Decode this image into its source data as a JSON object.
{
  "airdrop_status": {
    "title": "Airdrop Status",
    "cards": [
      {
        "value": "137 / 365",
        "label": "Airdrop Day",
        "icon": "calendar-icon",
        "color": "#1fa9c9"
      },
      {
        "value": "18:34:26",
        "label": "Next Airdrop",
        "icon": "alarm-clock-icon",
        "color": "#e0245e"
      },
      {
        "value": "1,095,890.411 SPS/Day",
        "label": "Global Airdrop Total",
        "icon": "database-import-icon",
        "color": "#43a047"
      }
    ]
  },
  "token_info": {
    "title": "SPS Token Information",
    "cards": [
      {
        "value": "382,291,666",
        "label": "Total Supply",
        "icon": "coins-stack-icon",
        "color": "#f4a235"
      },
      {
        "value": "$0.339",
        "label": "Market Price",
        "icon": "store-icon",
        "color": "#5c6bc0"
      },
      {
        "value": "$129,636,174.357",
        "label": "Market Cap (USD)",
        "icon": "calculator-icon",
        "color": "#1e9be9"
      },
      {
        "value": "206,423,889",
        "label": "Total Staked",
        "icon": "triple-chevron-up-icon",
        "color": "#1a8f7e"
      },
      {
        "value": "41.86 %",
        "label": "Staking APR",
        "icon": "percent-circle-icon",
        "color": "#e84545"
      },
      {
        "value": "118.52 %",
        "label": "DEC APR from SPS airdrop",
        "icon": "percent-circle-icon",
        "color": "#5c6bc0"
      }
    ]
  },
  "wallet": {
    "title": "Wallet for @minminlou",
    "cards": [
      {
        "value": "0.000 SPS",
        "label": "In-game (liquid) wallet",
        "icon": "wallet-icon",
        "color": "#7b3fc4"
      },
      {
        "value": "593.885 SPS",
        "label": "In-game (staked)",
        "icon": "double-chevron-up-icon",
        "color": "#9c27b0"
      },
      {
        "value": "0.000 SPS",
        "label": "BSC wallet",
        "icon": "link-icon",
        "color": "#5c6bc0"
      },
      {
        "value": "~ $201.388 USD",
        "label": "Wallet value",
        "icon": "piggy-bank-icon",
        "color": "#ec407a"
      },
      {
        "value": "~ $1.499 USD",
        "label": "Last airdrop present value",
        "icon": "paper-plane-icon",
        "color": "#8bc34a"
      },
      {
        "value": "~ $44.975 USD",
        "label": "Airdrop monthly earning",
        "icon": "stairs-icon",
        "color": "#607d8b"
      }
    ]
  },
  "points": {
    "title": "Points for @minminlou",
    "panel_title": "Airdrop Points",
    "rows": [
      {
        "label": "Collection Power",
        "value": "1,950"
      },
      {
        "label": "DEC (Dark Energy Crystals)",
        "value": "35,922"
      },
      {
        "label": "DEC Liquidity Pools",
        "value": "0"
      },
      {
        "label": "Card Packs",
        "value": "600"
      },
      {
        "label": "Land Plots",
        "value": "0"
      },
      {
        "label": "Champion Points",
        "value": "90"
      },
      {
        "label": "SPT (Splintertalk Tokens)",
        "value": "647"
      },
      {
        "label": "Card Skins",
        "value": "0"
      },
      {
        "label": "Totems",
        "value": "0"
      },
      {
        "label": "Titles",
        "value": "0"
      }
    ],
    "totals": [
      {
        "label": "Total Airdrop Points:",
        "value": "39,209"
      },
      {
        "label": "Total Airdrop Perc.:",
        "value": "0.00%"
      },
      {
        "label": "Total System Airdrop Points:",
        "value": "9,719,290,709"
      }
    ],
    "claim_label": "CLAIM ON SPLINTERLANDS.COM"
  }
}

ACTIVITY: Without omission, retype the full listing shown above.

SOLUTION TO THE PROBLEM:
Decode this image into its source data as a JSON object.
{
  "airdrop_status": {
    "title": "Airdrop Status",
    "cards": [
      {
        "value": "137 / 365",
        "label": "Airdrop Day",
        "icon": "calendar-icon",
        "color": "#1fa9c9"
      },
      {
        "value": "18:34:26",
        "label": "Next Airdrop",
        "icon": "alarm-clock-icon",
        "color": "#e0245e"
      },
      {
        "value": "1,095,890.411 SPS/Day",
        "label": "Global Airdrop Total",
        "icon": "database-import-icon",
        "color": "#43a047"
      }
    ]
  },
  "token_info": {
    "title": "SPS Token Information",
    "cards": [
      {
        "value": "382,291,666",
        "label": "Total Supply",
        "icon": "coins-stack-icon",
        "color": "#f4a235"
      },
      {
        "value": "$0.339",
        "label": "Market Price",
        "icon": "store-icon",
        "color": "#5c6bc0"
      },
      {
        "value": "$129,636,174.357",
        "label": "Market Cap (USD)",
        "icon": "calculator-icon",
        "color": "#1e9be9"
      },
      {
        "value": "206,423,889",
        "label": "Total Staked",
        "icon": "triple-chevron-up-icon",
        "color": "#1a8f7e"
      },
      {
        "value": "41.86 %",
        "label": "Staking APR",
        "icon": "percent-circle-icon",
        "color": "#e84545"
      },
      {
        "value": "118.52 %",
        "label": "DEC APR from SPS airdrop",
        "icon": "percent-circle-icon",
        "color": "#5c6bc0"
      }
    ]
  },
  "wallet": {
    "title": "Wallet for @minminlou",
    "cards": [
      {
        "value": "0.000 SPS",
        "label": "In-game (liquid) wallet",
        "icon": "wallet-icon",
        "color": "#7b3fc4"
      },
      {
        "value": "593.885 SPS",
        "label": "In-game (staked)",
        "icon": "double-chevron-up-icon",
        "color": "#9c27b0"
      },
      {
        "value": "0.000 SPS",
        "label": "BSC wallet",
        "icon": "link-icon",
        "color": "#5c6bc0"
      },
      {
        "value": "~ $201.388 USD",
        "label": "Wallet value",
        "icon": "piggy-bank-icon",
        "color": "#ec407a"
      },
      {
        "value": "~ $1.499 USD",
        "label": "Last airdrop present value",
        "icon": "paper-plane-icon",
        "color": "#8bc34a"
      },
      {
        "value": "~ $44.975 USD",
        "label": "Airdrop monthly earning",
        "icon": "stairs-icon",
        "color": "#607d8b"
      }
    ]
  },
  "points": {
    "title": "Points for @minminlou",
    "panel_title": "Airdrop Points",
    "rows": [
      {
        "label": "Collection Power",
        "value": "1,950"
      },
      {
        "label": "DEC (Dark Energy Crystals)",
        "value": "35,922"
      },
      {
        "label": "DEC Liquidity Pools",
        "value": "0"
      },
      {
        "label": "Card Packs",
        "value": "600"
      },
      {
        "label": "Land Plots",
        "value": "0"
      },
      {
        "label": "Champion Points",
        "value": "90"
      },
      {
        "label": "SPT (Splintertalk Tokens)",
        "value": "647"
      },
      {
        "label": "Card Skins",
        "value": "0"
      },
      {
        "label": "Totems",
        "value": "0"
      },
      {
        "label": "Titles",
        "value": "0"
      }
    ],
    "totals": [
      {
        "label": "Total Airdrop Points:",
        "value": "39,209"
      },
      {
        "label": "Total Airdrop Perc.:",
        "value": "0.00%"
      },
      {
        "label": "Total System Airdrop Points:",
        "value": "9,719,290,709"
      }
    ],
    "claim_label": "CLAIM ON SPLINTERLANDS.COM"
  }
}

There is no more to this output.